Starting with a congestion problem in teletraffic the range of applications has
grown to include not only telecommunications and computer science, but also manufacturing, air traffic control, military logistics, design of theme parks, call centers,
supermarkets, inventories, dams, hospitals, and many other areas that involve service systems whose demands are random. Queueing theory is considered to be
one of the standard methodologies (together with linear programming, simulation,
etc.) of operations research and management science, and is standard fare in academic programs in industrial engineering, manufacturing engineering, etc., as well
as in programs in telecommunications, computer engineering, and computer science. There are dozens of books and thousands of papers on queueing theory, and
they continue to be published at an ever-increasing rate. Searching the Google for
“Queueing Theory” I have found 1880 hits.
This tremendous push for new results forced more and more academic journals
to publish articles in queueing and even open new sections. In 1986, Baltzer Verlag,
AG launched a new academic journal entitled Queueing Systems (edited by N.U.
Prabhu), which is devoted entirely to queueing. Many other journals, in the field of

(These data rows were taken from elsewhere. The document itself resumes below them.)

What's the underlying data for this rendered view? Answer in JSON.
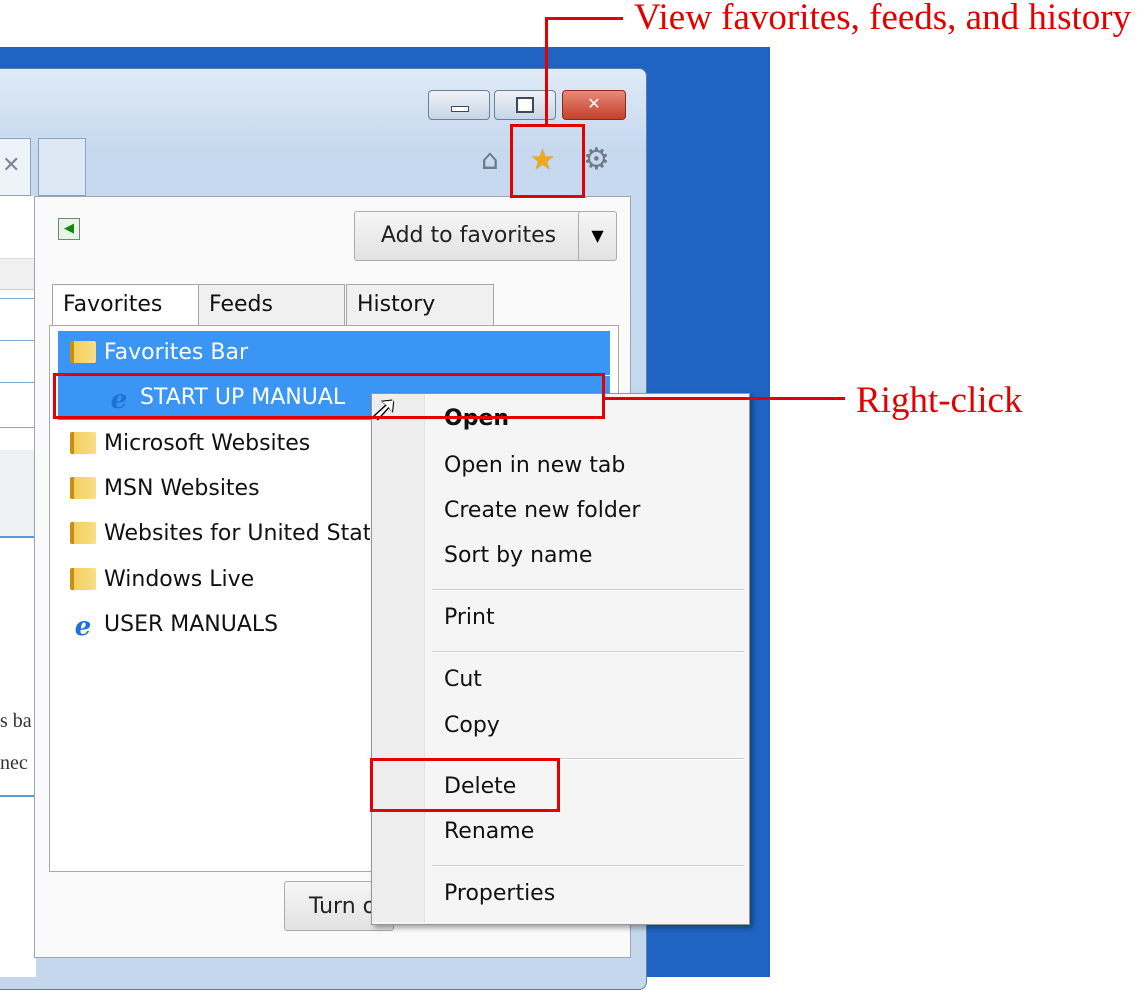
{
  "window": {
    "buttons": {
      "minimize_icon": "minimize-icon",
      "maximize_icon": "maximize-icon",
      "close_icon": "close-icon",
      "close_glyph": "✕"
    },
    "toolbar_icons": {
      "home": "home-icon",
      "favorites": "favorites-star-icon",
      "tools": "gear-icon"
    }
  },
  "background_text": {
    "line1": "s ba",
    "line2": "nec"
  },
  "favorites_center": {
    "pin_icon": "pin-arrow-icon",
    "add_button": "Add to favorites",
    "add_dropdown_icon": "dropdown-arrow-icon",
    "tabs": [
      {
        "label": "Favorites"
      },
      {
        "label": "Feeds"
      },
      {
        "label": "History"
      }
    ],
    "items": [
      {
        "label": "Favorites Bar",
        "icon": "folder-icon"
      },
      {
        "label": "START UP MANUAL",
        "icon": "ie-icon"
      },
      {
        "label": "Microsoft Websites",
        "icon": "folder-icon"
      },
      {
        "label": "MSN Websites",
        "icon": "folder-icon"
      },
      {
        "label": "Websites for United State",
        "icon": "folder-icon"
      },
      {
        "label": "Windows Live",
        "icon": "folder-icon"
      },
      {
        "label": "USER MANUALS",
        "icon": "ie-icon"
      }
    ],
    "turn_button": "Turn o"
  },
  "context_menu": {
    "items": [
      {
        "label": "Open"
      },
      {
        "label": "Open in new tab"
      },
      {
        "label": "Create new folder"
      },
      {
        "label": "Sort by name"
      },
      {
        "label": "Print"
      },
      {
        "label": "Cut"
      },
      {
        "label": "Copy"
      },
      {
        "label": "Delete"
      },
      {
        "label": "Rename"
      },
      {
        "label": "Properties"
      }
    ]
  },
  "annotations": {
    "favorites_callout": "View favorites, feeds, and history",
    "rightclick_callout": "Right-click",
    "color": "#e20000"
  }
}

probability, operational research, telecommunication, industrial engineering, computer science, management science publish articles on queueing extensively. The
flow of new theories and methodologies in queueing has become very hard to keep
up with. Surveys on the hottest topics in queueing and related areas are scattered
over a large variety of scientific magazines. A sort of manual would be desirable,
indicating where to find the hottest topics and where to concentrate one’s efforts
should queueing become one’s interest. A careful elaboration of major themes
would take many years of work after which the results would then be outdated!